One of the requirements of the agreement was that all of the hospital’s outstanding debt ($125 million) that was issued under the name of Wake County Hospital System had to be refinanced and reissued under the name of WakeMed Health and Hospitals, DeVaughn said.
In essence, WakeMed purchased the hospital’s assets for $125 million and the county used the money to pay off its bonds, he explained.
The shift from county ownership to nonprofit status also allows WakeMed to raise funds for capital improvements or acquisitions (such as the purchase of Rex) privately. WakeMed did that in 2009 when it sold $170 million in bonds to upgrade its facilities. If WakeMed were to buy Rex, taxpayers wouldn’t be involved in the equation, said Wake County Manager David Cooke.
“If they had to finance the acquisition [of Rex] with debt, they would go to the marketplace and sell bonds to private investors,” Cooke said.
If WakeMed became unable to continue for financial reasons — if it were forced to file bankruptcy, for instance — the hospital would transfer its assets to the county, Cooke said.
If the county did not want to take over WakeMed’s operations, it could contract with an outside health care company to run the hospital facilities.
A third player
As the debate between WakeMed and Rex rages, there’s a third major health care player in the Triangle: Duke Medicine.
It is the only truly private hospital in the region.
“Duke is a classic private, nonprofit hospital,” Herzlinger said. “It’s a 501(c)3 charity. It has no governmental control.
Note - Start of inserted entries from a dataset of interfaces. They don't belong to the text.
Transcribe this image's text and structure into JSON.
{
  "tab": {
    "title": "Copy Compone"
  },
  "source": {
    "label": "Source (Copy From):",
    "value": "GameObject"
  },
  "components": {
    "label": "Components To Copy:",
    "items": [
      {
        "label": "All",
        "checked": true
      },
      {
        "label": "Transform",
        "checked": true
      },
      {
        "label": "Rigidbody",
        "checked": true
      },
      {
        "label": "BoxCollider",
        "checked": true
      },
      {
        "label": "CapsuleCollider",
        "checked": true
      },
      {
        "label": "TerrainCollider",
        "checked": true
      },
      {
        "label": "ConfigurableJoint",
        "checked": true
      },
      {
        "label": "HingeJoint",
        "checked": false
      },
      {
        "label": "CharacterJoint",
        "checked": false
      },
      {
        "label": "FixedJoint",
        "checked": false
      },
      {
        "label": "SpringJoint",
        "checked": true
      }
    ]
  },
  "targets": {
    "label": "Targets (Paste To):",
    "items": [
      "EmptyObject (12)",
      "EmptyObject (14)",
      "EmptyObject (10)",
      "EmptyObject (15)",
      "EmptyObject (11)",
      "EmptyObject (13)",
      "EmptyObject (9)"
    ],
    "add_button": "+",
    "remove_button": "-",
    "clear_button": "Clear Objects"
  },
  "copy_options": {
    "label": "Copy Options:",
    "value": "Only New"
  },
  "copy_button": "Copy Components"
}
A private nonprofit can receive government grants and funding for Medicaid and Medicare patients, but it typically does not receive direct funding from the state government.”
A top financial official at Duke Medicine told Carolina Journal the system is “unequivocally responsible for its own debt.”
Sara Burrows is an associate editor of Carolina Journal.